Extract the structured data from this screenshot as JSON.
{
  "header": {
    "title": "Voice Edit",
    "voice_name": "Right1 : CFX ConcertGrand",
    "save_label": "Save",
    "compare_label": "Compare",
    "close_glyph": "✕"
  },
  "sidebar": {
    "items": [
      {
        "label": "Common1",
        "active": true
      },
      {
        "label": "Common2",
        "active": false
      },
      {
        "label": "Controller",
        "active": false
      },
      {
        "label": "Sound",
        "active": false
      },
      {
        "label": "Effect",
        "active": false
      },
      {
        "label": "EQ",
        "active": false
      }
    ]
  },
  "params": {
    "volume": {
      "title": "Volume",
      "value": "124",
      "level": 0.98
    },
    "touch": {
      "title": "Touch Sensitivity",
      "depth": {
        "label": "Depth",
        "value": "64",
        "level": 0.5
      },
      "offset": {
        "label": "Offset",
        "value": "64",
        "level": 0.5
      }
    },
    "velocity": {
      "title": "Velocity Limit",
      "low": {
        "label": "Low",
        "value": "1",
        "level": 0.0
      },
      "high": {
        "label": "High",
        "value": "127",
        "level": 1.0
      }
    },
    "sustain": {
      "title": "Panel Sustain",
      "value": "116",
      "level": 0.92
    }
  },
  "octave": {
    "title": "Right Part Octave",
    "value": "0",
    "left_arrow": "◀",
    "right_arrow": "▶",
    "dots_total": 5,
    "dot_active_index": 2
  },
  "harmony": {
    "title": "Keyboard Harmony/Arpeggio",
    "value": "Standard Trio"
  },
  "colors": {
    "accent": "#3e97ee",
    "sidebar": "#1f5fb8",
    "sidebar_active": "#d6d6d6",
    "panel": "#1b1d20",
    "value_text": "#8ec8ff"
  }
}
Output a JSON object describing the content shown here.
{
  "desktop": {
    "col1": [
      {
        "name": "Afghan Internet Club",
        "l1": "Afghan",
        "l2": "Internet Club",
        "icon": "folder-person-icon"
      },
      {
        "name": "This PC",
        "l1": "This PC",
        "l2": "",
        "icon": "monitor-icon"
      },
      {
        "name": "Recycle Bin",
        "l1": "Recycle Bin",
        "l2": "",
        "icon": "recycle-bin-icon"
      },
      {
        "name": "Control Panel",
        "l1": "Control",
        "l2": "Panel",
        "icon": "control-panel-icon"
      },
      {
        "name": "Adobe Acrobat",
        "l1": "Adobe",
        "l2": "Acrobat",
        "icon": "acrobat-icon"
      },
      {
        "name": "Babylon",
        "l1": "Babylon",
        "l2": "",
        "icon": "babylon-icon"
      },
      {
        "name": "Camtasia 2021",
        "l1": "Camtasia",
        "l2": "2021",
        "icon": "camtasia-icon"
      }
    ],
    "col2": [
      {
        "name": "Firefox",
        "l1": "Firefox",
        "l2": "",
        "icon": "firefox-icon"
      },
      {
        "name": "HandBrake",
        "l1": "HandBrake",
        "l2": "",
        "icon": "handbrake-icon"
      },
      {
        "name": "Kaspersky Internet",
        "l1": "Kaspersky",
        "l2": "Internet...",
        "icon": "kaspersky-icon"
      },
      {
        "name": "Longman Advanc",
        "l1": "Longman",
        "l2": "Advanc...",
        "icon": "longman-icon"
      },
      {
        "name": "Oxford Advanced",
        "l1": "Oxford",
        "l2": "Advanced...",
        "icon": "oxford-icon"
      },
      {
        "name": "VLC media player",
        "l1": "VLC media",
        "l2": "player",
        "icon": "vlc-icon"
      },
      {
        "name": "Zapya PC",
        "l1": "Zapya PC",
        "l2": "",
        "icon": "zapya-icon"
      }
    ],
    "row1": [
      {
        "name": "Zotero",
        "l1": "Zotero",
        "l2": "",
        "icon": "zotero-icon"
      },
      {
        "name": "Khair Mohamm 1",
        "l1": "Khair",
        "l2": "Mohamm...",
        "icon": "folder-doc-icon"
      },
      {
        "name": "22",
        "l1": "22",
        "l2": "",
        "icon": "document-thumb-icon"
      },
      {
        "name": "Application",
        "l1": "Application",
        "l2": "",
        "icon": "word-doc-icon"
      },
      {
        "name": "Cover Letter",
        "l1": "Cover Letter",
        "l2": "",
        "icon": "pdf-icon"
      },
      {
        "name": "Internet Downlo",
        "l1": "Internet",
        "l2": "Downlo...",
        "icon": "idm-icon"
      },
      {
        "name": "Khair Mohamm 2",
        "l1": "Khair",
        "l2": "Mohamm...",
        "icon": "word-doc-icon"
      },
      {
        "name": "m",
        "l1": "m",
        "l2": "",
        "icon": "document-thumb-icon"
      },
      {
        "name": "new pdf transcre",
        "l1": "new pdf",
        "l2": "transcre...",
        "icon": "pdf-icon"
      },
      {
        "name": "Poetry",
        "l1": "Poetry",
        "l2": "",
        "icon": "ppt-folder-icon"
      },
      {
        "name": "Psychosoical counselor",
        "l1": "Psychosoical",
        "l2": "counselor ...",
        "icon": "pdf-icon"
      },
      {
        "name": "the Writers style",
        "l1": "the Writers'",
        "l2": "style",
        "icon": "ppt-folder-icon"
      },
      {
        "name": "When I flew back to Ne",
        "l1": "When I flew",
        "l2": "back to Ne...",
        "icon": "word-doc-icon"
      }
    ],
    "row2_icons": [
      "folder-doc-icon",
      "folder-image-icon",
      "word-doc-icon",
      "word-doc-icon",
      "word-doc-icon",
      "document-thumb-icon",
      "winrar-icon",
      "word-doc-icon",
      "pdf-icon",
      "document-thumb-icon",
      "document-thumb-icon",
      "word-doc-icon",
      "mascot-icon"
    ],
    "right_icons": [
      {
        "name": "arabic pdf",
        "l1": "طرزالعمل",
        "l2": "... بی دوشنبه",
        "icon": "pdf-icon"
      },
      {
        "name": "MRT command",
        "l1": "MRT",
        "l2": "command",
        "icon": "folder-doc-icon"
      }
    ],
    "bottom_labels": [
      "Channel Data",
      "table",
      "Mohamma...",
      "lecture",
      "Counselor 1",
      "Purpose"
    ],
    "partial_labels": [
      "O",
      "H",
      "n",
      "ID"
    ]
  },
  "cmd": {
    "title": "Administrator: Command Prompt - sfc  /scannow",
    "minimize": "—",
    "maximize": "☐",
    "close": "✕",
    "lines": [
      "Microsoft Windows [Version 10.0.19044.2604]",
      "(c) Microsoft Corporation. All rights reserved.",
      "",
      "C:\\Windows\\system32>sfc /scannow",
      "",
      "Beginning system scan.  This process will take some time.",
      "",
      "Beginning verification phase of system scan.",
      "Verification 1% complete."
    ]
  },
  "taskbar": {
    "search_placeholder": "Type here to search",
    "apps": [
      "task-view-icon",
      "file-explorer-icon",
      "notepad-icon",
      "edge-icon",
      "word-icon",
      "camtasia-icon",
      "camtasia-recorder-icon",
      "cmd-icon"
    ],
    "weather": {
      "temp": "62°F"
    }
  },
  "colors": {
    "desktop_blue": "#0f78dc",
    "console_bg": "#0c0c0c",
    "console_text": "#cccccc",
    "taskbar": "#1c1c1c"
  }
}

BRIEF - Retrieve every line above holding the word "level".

ANSWER BOX -
      "level": 0.98
        "level": 0.5
        "level": 0.5
        "level": 0.0
        "level": 1.0
      "level": 0.92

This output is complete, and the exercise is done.